Centrist Emmanuel Macron has gone through to the second round of the French election, where he will face far-right leader Marine Le Pen.
Mr Macron, a former banker, is seen as a political newcomer – and ran without the backing of an established party.
After topping Sunday’s vote, he is now favourite to win the run-off on 7 May.
It is the first time in six decades that neither of France’s main left-wing or right-wing parties has had a candidate in the second round.
Mr Macron won 23.8% of votes in the first round, while Ms Le Pen took 21.5%. The turnout was high, at almost 79%.
The nearest challengers, centre-right François Fillon and hard-left Jean-Luc Mélenchon, fell behind with just over 19% each.
But several political rivals are now expected to unite behind Mr Macron in the run-off vote, in a bid to keep Ms Le Pen’s Front National (FN) from power.
At 39, Mr Macron could become the youngest president France has ever had – and the first president in the Fifth Republic who does not belong to a major party.
Mr Macron was current President Francois Hollande’s economy minister but quit to create his own party, En Marche, which pushes a liberal, pro-EU agenda.
His campaign promises include:
In a victory speech to supporters, Mr Macron borrowed language favoured by his rival to describe himself as the patriotic choice for France.
“I hope that in a fortnight I will become your president.
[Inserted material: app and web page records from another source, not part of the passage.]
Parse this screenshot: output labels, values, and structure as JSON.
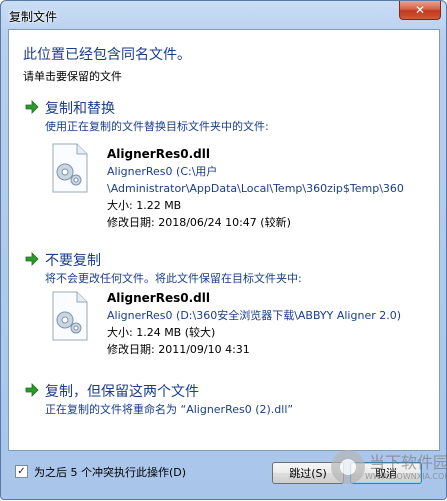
{
  "window": {
    "title": "复制文件",
    "close_glyph": "✕"
  },
  "dialog": {
    "heading": "此位置已经包含同名文件。",
    "subheading": "请单击要保留的文件"
  },
  "options": [
    {
      "title": "复制和替换",
      "description": "使用正在复制的文件替换目标文件夹中的文件:",
      "file": {
        "name": "AlignerRes0.dll",
        "path_line1": "AlignerRes0 (C:\\用户",
        "path_line2": "\\Administrator\\AppData\\Local\\Temp\\360zip$Temp\\360",
        "size": "大小: 1.22 MB",
        "modified": "修改日期: 2018/06/24  10:47 (较新)"
      }
    },
    {
      "title": "不要复制",
      "description": "将不会更改任何文件。将此文件保留在目标文件夹中:",
      "file": {
        "name": "AlignerRes0.dll",
        "path_line1": "AlignerRes0 (D:\\360安全浏览器下载\\ABBYY Aligner 2.0)",
        "size": "大小: 1.24 MB (较大)",
        "modified": "修改日期: 2011/09/10  4:31"
      }
    },
    {
      "title": "复制，但保留这两个文件",
      "description": "正在复制的文件将重命名为 “AlignerRes0 (2).dll”"
    }
  ],
  "footer": {
    "checkbox_label": "为之后 5 个冲突执行此操作(D)",
    "checkbox_checked": true,
    "checkbox_glyph": "✓",
    "skip_label": "跳过(S)",
    "cancel_label": "取消"
  },
  "watermark": {
    "text": "当下软件园",
    "sub": "WWW.DOWNXIA.COM"
  },
  "colors": {
    "link_blue": "#1a3e8c",
    "arrow_green": "#2e9a2e"
  }
}
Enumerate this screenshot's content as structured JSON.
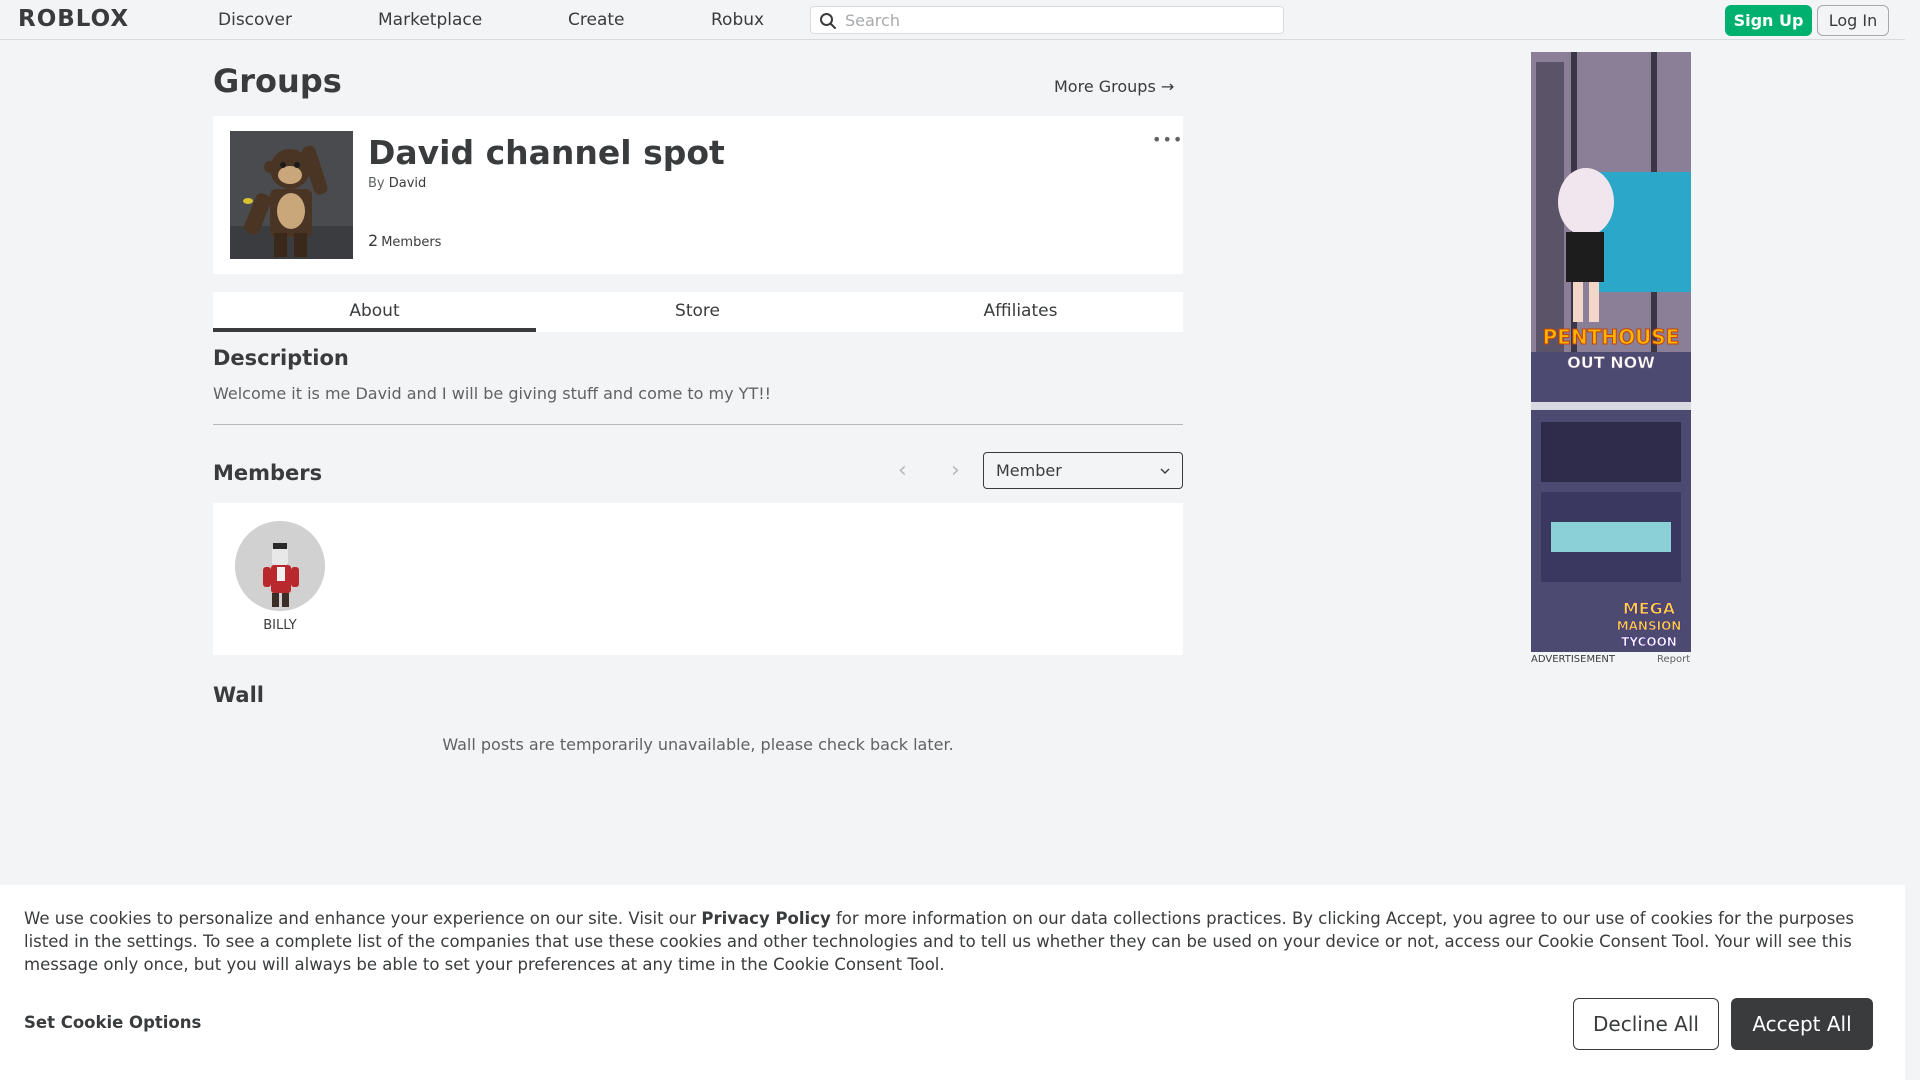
{
  "header": {
    "logo": "ROBLOX",
    "nav": [
      "Discover",
      "Marketplace",
      "Create",
      "Robux"
    ],
    "search_placeholder": "Search",
    "signup_label": "Sign Up",
    "login_label": "Log In"
  },
  "page": {
    "title": "Groups",
    "more_groups": "More Groups →"
  },
  "group": {
    "name": "David channel spot",
    "by_label": "By",
    "owner": "David",
    "member_count": "2",
    "member_count_label": "Members",
    "more_menu": "•••"
  },
  "tabs": [
    "About",
    "Store",
    "Affiliates"
  ],
  "description": {
    "heading": "Description",
    "text": "Welcome it is me David and I will be giving stuff and come to my YT!!"
  },
  "members": {
    "heading": "Members",
    "prev": "‹",
    "next": "›",
    "role_selected": "Member",
    "list": [
      {
        "name": "BILLY"
      }
    ]
  },
  "wall": {
    "heading": "Wall",
    "message": "Wall posts are temporarily unavailable, please check back later."
  },
  "ad": {
    "label": "ADVERTISEMENT",
    "report": "Report",
    "headline1": "PENTHOUSE",
    "headline2": "OUT NOW",
    "brand1": "MEGA",
    "brand2": "MANSION",
    "brand3": "TYCOON"
  },
  "cookie": {
    "text_before": "We use cookies to personalize and enhance your experience on our site. Visit our ",
    "privacy_link": "Privacy Policy",
    "text_after": " for more information on our data collections practices. By clicking Accept, you agree to our use of cookies for the purposes listed in the settings. To see a complete list of the companies that use these cookies and other technologies and to tell us whether they can be used on your device or not, access our Cookie Consent Tool. Your will see this message only once, but you will always be able to set your preferences at any time in the Cookie Consent Tool.",
    "set_options": "Set Cookie Options",
    "decline": "Decline All",
    "accept": "Accept All"
  },
  "colors": {
    "accent_green": "#00b06f",
    "text_dark": "#393b3d",
    "background": "#f2f4f5"
  }
}
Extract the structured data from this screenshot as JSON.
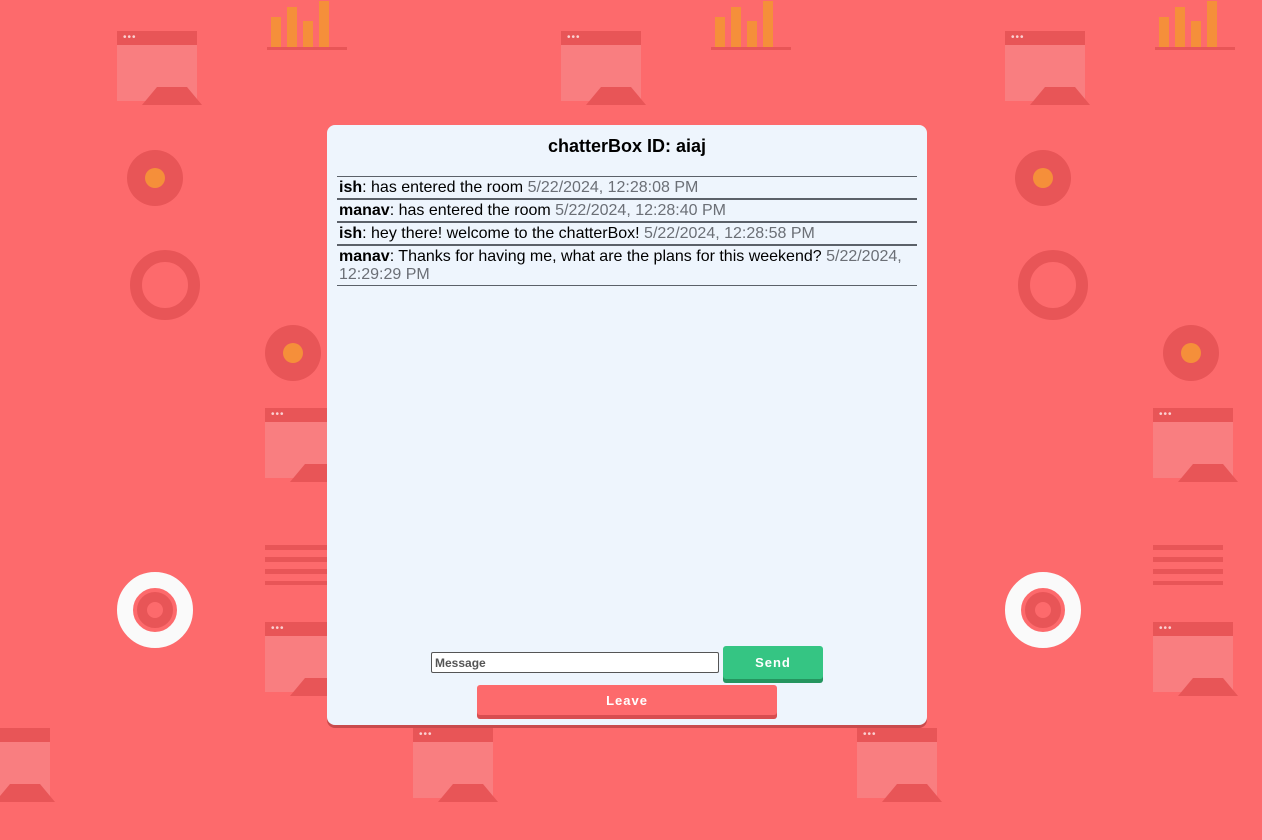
{
  "colors": {
    "background": "#fd6a6c",
    "card": "#eef5fd",
    "send_button": "#35c583",
    "leave_button": "#fd6a6c",
    "timestamp": "#6b6f76"
  },
  "chat": {
    "title": "chatterBox ID: aiaj",
    "messages": [
      {
        "sender": "ish",
        "text": ": has entered the room ",
        "time": "5/22/2024, 12:28:08 PM"
      },
      {
        "sender": "manav",
        "text": ": has entered the room ",
        "time": "5/22/2024, 12:28:40 PM"
      },
      {
        "sender": "ish",
        "text": ": hey there! welcome to the chatterBox! ",
        "time": "5/22/2024, 12:28:58 PM"
      },
      {
        "sender": "manav",
        "text": ": Thanks for having me, what are the plans for this weekend? ",
        "time": "5/22/2024, 12:29:29 PM"
      }
    ]
  },
  "composer": {
    "input_placeholder": "Message",
    "input_value": "",
    "send_label": "Send",
    "leave_label": "Leave"
  }
}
I want to become the president of all the people of France – the president of the patriots in the face of the threat from the nationalists,” he said.